GJP Fellow, Matti Ylönen, reports on the event ‘The Night Before Taxes’, April 14th 2016, Washington D.C.
As tax justice issues are gaining ground in the international policy agenda, last week saw a publication of the new book, Global Tax Fairness, focusing on its key initiatives.‘We are now at the point where more than 50% of the global wealth is owned by 1% of the human population, as Oxfam has reminded us’, said Professor Thomas Pogge in his opening remarks in a panel organized for the book launch at the Elliott School of International Affairs in Washington D.C.
This inequality is partly driven by the world of tax havens and international tax avoidance. ‘When the tax system gets corrupted, the basic functions of taxes are undermined’, Pogge stated. The new book is edited by Pogge together with Krishen Mehta, who is among other things a fellow at the Yale’s Global Justice Program and a former partner at the PriceWaterhouseCoopers auditing and tax advisory firm.
‘Our primary goal was to gather the best experts around the world with the most interesting initiatives and write chapters on each one of those initiative’, Pogge continued.
The perfect storm in Panama?
While academic books typically lag several years behind the international policy agenda, Global Tax Fairness could hardly be more topical than is it now, right after the Panama papers information leak. The issue raised a lot of interest in the two panel discussions.

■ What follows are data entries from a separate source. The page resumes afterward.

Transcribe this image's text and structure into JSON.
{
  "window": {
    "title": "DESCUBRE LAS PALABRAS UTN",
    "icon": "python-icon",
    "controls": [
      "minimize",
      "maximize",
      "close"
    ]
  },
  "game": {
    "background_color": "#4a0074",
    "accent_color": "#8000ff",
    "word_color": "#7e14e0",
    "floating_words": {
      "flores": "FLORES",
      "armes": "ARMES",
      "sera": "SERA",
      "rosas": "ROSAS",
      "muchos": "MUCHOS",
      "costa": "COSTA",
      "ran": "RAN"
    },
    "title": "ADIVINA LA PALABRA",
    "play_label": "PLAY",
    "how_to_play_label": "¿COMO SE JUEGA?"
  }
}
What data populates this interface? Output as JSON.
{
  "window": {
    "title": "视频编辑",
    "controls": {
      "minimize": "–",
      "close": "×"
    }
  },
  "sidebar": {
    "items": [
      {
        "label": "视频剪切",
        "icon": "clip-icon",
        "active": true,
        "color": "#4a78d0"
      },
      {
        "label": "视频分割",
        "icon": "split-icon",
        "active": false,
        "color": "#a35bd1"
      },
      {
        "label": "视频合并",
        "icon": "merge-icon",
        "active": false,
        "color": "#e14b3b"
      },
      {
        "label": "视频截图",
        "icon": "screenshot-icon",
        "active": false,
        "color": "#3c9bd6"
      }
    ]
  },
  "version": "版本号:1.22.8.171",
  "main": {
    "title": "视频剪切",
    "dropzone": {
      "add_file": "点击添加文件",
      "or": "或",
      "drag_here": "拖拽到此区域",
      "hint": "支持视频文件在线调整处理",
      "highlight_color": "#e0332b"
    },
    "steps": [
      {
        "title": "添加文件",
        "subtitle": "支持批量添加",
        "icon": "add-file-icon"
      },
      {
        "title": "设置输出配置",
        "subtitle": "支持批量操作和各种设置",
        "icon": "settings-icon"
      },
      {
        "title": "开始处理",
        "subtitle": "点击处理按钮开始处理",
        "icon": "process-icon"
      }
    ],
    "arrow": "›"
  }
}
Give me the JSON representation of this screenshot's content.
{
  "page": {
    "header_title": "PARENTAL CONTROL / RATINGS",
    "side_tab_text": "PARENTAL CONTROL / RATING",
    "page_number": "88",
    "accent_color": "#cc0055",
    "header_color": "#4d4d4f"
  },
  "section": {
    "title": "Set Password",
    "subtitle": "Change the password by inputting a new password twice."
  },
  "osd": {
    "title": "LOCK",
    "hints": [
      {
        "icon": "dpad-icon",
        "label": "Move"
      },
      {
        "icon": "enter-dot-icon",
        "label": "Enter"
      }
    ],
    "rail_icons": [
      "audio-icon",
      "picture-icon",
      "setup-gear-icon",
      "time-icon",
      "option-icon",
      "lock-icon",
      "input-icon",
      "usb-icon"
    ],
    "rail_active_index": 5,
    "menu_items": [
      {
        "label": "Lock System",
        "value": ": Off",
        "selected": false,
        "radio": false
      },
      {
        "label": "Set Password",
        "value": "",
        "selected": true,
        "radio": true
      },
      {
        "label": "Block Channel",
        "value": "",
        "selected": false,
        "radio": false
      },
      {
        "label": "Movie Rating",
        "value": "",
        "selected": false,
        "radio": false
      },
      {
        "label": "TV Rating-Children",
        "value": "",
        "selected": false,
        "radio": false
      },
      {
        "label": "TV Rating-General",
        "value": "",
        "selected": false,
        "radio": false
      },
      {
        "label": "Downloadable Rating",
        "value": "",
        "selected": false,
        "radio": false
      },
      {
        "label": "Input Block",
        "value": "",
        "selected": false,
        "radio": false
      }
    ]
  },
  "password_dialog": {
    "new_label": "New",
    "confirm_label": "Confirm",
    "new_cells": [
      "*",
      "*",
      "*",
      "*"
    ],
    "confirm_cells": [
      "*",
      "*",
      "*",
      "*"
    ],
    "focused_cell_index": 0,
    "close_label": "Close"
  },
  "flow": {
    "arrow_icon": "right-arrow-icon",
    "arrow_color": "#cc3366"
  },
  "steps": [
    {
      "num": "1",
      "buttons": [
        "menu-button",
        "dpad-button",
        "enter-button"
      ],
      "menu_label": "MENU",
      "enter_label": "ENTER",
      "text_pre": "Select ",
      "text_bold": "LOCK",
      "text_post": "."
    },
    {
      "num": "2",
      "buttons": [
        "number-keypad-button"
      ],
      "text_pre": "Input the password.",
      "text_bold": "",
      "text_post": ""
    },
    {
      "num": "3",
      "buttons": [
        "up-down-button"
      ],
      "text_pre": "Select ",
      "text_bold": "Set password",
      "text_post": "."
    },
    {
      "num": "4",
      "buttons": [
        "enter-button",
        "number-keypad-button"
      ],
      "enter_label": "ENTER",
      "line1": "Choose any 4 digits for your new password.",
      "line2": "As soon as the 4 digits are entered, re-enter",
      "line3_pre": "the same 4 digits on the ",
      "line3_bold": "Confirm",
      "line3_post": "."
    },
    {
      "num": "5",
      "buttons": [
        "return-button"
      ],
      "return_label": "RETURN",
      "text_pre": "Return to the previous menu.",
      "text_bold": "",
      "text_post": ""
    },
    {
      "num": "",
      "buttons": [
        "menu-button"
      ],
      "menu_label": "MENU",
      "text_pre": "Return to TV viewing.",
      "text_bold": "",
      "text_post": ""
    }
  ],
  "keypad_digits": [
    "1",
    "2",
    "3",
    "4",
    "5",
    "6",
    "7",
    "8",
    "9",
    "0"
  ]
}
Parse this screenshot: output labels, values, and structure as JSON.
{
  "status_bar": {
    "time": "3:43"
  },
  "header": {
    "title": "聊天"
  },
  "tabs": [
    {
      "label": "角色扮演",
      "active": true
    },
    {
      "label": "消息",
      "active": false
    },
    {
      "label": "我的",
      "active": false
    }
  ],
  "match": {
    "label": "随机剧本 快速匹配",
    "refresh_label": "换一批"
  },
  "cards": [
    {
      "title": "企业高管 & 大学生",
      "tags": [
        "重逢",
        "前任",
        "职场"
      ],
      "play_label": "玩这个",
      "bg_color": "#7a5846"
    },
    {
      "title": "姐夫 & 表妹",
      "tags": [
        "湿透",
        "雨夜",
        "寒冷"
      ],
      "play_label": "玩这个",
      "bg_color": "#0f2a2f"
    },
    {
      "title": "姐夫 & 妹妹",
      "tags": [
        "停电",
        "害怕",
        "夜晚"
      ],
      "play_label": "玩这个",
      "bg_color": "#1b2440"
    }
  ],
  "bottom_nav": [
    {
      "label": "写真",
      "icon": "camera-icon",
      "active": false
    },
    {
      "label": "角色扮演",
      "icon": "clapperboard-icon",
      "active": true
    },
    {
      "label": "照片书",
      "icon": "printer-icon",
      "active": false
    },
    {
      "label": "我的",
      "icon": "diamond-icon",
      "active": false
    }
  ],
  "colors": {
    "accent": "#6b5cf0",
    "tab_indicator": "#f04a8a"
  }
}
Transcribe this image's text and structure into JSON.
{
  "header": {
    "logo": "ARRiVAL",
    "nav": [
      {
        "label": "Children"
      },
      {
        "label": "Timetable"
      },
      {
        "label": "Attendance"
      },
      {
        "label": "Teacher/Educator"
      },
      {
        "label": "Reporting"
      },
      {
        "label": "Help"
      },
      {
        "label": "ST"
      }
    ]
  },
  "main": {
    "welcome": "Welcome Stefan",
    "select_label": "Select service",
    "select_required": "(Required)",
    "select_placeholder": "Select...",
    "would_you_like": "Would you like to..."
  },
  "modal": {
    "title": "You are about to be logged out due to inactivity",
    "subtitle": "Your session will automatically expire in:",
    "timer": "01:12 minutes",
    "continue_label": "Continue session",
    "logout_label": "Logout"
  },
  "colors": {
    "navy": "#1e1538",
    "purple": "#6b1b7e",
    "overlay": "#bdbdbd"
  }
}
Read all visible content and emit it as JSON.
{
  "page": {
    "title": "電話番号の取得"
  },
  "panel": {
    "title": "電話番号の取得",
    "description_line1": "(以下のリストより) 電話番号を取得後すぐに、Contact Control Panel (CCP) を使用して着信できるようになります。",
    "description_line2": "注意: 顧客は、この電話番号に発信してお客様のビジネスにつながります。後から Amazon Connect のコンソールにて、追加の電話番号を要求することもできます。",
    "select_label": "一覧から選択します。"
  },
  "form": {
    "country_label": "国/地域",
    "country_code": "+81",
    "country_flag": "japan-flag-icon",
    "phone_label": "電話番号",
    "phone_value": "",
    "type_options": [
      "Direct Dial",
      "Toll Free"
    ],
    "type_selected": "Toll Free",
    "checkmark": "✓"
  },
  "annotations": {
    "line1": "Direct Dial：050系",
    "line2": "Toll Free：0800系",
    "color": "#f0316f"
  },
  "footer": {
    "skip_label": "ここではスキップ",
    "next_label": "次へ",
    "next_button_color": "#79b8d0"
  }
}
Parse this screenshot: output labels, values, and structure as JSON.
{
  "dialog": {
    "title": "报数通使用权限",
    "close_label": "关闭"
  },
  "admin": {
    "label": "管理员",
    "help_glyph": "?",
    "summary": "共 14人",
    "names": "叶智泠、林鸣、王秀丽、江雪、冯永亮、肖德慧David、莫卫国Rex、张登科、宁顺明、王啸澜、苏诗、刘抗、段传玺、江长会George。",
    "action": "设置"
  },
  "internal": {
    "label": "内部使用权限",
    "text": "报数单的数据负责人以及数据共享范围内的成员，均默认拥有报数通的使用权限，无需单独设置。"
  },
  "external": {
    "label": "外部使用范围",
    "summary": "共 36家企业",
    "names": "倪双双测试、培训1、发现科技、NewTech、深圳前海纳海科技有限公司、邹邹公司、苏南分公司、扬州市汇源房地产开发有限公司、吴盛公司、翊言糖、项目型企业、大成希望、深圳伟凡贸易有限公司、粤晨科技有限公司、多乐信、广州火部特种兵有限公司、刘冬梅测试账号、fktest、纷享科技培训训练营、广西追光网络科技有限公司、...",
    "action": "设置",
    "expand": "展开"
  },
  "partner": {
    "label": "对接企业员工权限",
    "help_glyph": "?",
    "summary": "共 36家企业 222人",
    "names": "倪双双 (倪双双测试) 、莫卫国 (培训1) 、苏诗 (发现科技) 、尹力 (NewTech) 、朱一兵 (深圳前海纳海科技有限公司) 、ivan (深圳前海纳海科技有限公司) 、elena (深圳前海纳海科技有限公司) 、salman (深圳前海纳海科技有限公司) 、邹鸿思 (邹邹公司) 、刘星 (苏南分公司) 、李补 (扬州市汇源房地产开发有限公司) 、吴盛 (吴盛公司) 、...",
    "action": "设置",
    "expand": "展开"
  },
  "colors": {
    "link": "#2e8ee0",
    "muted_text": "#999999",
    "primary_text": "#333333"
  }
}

‘We need to remember that the Panama papers was a leak from just from one Panamaian law firm’, stated James S. Henry in the first panel after pointing out how a large number of accounts at large banks had been opened with the help of a single Panamaian firm. Henry is an economist, attorney, investigative journalist and a senior adviser for the Tax Justice Network.
Raymond Baker from Global Financial Integrity went over the long history of tax havens and international offshore finance, and also saw the Panama papers as a one step in a long game. ‘I don’t see the Panama papers as a definite game changer’, he maintained. The Panama papers have in any case highlighted several deficiencies in global tax governance, many of which hurt also developing country efforts for domestic resource mobilization.
Moreover, several panelists highlighted how the secrecy jurisdictions (or tax havens) are not only a tax issue. While they do play a key role in corporate profit shifting and tax evasion by investors, the opaque structures create various other problems at well. These include — but are not limited to — growing international and national income inequalities, distortion of statistics of world trade and investment, and unfair competition between smaller and bigger players in the markets
Where is the next generation of tax justice advocates?
One of the most anticipated panelists in the event was Ralph Nader, who drafted his own corporate code of conduct already in 1976 in his co-authored book Taming the Giant Corporation. Nader asked the panelists the provocative question of where their can successors be found. Many answers were optimistic. Other panelists pointed out how the United States is currently seeing a major grassroots level mobilization as younger people have become more interested in social justice issues. Many of these people are also interested and highly knowledgeable on tax issues as well.
Altering a phrase made famous by philosopher Hannah Arendt, Nader also warned about the ‘banality of exposés’
‘If more exposes keep appearing, people no longer know what to do with them’, Nader argued.
However, other panelists pointed out the political developments around many key initiatives aimed at plugging the loopholes in the current patched tax governance network. If the exposes succeed in keeping up momentum for fixing these problems, they can be highly productive also in the future.